Contrarily, in strong trending markets, this strategy can result in significant drawdowns. This is especially true in the event of a major economic news release or a sudden market shock, where the currency’s price can “break away” from the grid, leading to a sequence of losses.
Using proper risk management, such as a stop-loss, can help protect your trade account against such adverse movements. It may also be essential to monitor the market conditions closely and adjust your grid strategy when the market shifts from ranging to trending, or vice versa, to optimize the effectiveness of your trading approach.
Adapting Grid Trading to Market Conditions
As the forex market ebbs and flows, traders must dynamically adjust their grid trading strategies. These modifications are not arbitrary, but are shaped by the asset’s volatility and the investor’s risk tolerance.
1. Tailoring Grid Size: With increased market volatility, wider grid sizes can be beneficial to factor in larger price swings.

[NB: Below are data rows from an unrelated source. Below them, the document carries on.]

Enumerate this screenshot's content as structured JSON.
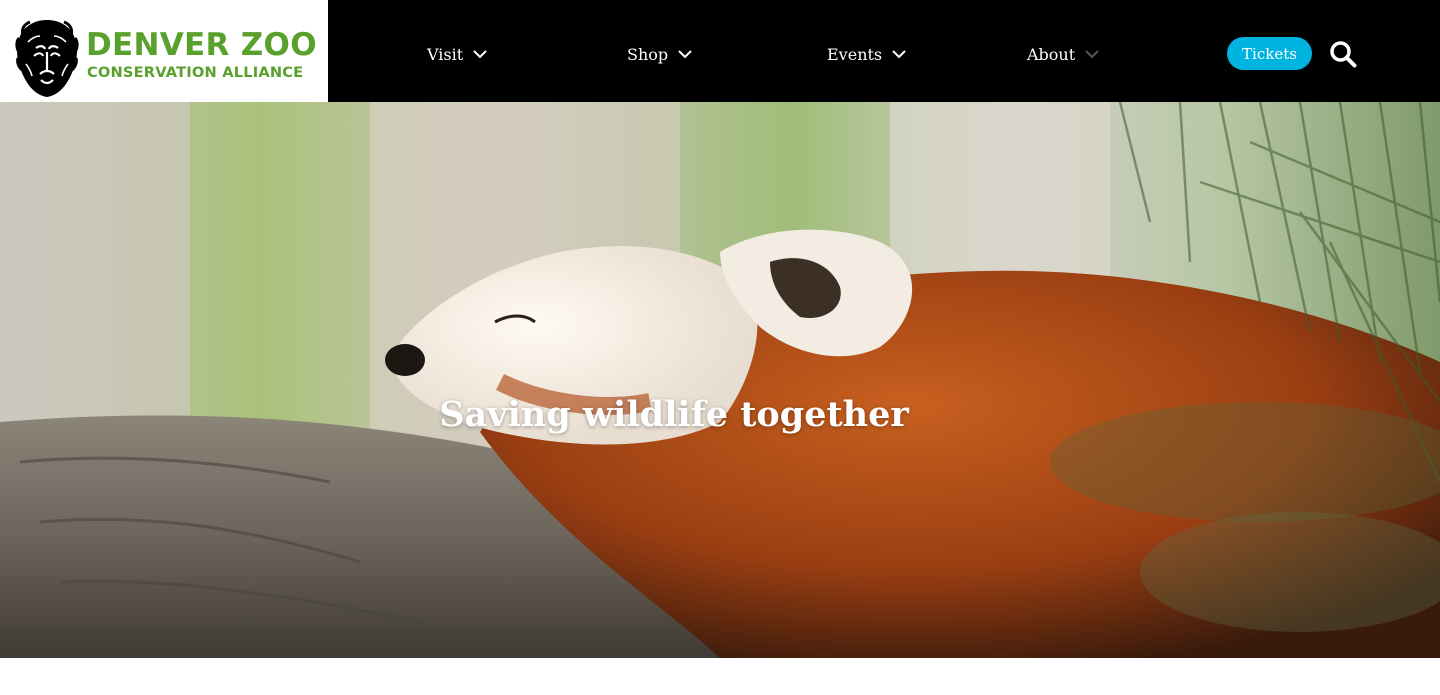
{
  "brand": {
    "name_line1": "DENVER ZOO",
    "name_line2": "CONSERVATION ALLIANCE",
    "logo_icon": "lion-head-icon",
    "color": "#5aa02c"
  },
  "nav": {
    "items": [
      {
        "label": "Visit"
      },
      {
        "label": "Shop"
      },
      {
        "label": "Events"
      },
      {
        "label": "About"
      }
    ],
    "tickets_label": "Tickets",
    "tickets_color": "#00b4e0",
    "search_icon": "search-icon"
  },
  "hero": {
    "title": "Saving wildlife together",
    "image": "sleeping-red-panda-on-branch"
  }
}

Conversely, in less volatile conditions, a tighter grid can be optimal to take advantage of smaller price movements.
2. Adjusting Take-Profit Levels: Traders may alter their take-profit levels based on market analysis. In trending markets, setting larger take-profit levels could increase profitability, as positions have higher chances of reaching these targets.
3. Implementing Stop-Loss Orders: In highly volatile markets, incorporating stop-loss orders can limit potential losses. These orders should be placed at strategic points that align with your loss tolerance and account balance.
4. Choosing Currency Pairs: Grid trading is typically done with currency pairs that have stable, predictable volatility and do not exhibit wild price swings without gradual progression. Pairs that trend for long periods may cause significant drawdowns.
Remember, successful investing is about adaptability. Grid trading strategies must be flexible enough to respond to market conditions, while aligning with risk management objectives.
Is forex grid trading profitable?
Forex grid trading can be profitable, especially in range-bound markets, due to its structured approach to managing risk, minimizing exposure to large market movements, and the potential for automation.
What is an example of grid trading?
Grid trading is a strategy where a trader places buy orders at increments (like 15 pips) above a set price and sell orders at the same increments below that price to take advantage of price trends, and alternatively, they could place buy orders below and sell orders above a set price to navigate ranging market conditions.
Is grid trading a good strategy?
Grid trading can be an effective strategy in range-bound markets but may prove less productive in trending or sideways markets due to limited profit opportunities and increased loss risks.
What are the disadvantages of grid trading?
The disadvantages of grid trading include diminished profits during rapid market rises, risk of slippage, and potential for being trapped or the grid being broken during market downturns.
How does grid trading affect risk management in forex?
Grid trading can influence risk management in forex by allowing for continuous trading activity across different price levels, which can spread risk but may also increase exposure if the market moves significantly in one direction.
What are the key factors to consider when setting up a forex grid trading system?
The key factors to consider when setting up a forex grid trading system include understanding the market condition, determining the grid size, setting suitable stop loss levels, managing risk, and considering the volatility and liquidity of the currency pairs being traded.
Could grid trading work in all market conditions in forex trading?
No, grid trading may not work in all market conditions in forex trading because this strategy thrives in ranging markets and may not be optimal during high-trending or volatile market conditions.